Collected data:
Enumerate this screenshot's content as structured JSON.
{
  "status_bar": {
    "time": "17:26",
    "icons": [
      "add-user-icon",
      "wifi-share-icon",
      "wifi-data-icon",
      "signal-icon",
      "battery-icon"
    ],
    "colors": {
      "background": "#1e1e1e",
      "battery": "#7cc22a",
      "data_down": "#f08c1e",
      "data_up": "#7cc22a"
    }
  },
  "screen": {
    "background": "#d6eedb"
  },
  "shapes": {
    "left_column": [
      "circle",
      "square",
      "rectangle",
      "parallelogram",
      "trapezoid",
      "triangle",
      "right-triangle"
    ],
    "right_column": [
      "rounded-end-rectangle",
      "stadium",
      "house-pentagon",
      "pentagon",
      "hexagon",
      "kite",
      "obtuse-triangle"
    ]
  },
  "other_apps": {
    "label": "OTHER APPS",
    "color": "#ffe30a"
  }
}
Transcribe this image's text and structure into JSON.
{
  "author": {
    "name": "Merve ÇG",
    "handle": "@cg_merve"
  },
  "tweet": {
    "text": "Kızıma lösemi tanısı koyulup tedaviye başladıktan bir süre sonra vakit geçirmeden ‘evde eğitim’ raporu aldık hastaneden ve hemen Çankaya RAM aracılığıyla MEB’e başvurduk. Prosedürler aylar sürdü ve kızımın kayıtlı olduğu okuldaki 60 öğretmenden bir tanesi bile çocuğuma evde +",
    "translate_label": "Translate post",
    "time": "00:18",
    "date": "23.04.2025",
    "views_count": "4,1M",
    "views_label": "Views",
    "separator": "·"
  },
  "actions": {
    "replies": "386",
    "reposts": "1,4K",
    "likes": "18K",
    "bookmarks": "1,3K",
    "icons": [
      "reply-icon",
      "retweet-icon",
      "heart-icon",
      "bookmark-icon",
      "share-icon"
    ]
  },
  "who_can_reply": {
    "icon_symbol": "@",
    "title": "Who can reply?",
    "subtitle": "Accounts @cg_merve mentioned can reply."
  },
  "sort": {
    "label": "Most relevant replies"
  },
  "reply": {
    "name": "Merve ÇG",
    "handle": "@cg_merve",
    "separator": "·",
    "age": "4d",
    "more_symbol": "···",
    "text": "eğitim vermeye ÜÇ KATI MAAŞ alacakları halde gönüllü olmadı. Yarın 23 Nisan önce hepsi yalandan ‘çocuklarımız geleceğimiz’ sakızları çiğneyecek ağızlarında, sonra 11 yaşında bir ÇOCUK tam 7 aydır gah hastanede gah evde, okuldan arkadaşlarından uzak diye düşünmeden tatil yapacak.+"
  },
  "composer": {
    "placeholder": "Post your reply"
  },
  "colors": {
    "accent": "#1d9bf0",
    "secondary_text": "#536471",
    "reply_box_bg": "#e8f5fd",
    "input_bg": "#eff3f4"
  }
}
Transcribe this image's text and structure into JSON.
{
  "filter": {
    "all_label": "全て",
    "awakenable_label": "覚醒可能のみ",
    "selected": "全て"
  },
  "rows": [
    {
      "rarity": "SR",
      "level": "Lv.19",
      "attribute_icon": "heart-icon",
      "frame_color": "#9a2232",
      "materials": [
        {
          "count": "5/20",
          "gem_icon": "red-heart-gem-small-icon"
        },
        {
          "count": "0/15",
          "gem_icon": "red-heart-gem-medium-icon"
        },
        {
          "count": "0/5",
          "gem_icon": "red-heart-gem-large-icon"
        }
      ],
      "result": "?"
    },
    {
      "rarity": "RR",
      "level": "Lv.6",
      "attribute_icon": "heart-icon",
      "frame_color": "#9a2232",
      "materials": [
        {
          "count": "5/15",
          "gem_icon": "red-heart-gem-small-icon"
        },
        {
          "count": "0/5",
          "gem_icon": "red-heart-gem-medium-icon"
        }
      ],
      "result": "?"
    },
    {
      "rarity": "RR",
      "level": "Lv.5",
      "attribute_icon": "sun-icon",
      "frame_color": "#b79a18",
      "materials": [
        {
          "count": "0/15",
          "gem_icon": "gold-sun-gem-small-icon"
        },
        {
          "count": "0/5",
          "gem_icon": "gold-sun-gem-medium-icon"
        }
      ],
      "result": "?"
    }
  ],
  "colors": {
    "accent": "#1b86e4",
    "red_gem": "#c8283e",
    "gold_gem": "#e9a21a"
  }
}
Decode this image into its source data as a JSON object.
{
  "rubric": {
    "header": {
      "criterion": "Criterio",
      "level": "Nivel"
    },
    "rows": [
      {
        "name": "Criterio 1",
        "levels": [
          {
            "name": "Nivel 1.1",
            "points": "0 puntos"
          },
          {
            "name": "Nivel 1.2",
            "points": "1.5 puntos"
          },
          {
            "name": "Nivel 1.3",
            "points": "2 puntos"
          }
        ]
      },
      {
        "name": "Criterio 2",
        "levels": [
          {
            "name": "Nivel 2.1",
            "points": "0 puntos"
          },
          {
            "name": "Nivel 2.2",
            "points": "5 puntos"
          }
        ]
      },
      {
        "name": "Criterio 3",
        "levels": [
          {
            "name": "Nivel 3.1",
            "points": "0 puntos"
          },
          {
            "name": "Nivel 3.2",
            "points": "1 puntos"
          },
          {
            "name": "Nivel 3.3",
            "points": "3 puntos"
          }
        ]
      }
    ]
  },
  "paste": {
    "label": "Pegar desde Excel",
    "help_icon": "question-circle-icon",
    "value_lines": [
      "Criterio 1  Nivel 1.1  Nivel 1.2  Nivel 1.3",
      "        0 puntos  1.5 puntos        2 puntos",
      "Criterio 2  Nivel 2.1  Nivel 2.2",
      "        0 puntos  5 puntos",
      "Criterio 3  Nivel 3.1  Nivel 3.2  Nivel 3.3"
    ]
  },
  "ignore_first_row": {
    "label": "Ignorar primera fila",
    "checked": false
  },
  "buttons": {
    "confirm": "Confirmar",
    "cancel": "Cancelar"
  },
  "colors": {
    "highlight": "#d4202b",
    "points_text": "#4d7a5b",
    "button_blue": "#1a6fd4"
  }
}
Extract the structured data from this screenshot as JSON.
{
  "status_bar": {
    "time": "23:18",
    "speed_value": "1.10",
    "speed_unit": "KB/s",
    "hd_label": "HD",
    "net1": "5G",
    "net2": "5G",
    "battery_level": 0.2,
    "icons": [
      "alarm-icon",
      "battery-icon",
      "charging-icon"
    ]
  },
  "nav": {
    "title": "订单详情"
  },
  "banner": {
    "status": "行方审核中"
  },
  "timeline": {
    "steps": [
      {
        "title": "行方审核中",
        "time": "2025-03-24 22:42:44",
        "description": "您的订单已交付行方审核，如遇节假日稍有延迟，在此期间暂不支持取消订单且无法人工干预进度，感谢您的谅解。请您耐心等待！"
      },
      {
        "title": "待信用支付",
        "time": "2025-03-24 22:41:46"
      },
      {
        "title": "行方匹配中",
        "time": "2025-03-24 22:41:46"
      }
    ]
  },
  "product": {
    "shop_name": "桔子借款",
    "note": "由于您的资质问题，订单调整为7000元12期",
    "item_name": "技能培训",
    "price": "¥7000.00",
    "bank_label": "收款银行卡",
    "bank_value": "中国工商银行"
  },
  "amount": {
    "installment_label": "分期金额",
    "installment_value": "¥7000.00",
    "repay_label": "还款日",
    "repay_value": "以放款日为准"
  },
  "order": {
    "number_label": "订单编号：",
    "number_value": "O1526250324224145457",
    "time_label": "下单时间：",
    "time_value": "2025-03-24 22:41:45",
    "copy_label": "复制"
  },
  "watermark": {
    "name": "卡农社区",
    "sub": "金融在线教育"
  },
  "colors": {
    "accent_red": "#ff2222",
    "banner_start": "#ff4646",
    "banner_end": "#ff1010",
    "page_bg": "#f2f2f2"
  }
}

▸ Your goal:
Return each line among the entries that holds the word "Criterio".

▸ Solution to this exercise:
      "criterion": "Criterio",
        "name": "Criterio 1",
        "name": "Criterio 2",
        "name": "Criterio 3",
      "Criterio 1  Nivel 1.1  Nivel 1.2  Nivel 1.3",
      "Criterio 2  Nivel 2.1  Nivel 2.2",
      "Criterio 3  Nivel 3.1  Nivel 3.2  Nivel 3.3"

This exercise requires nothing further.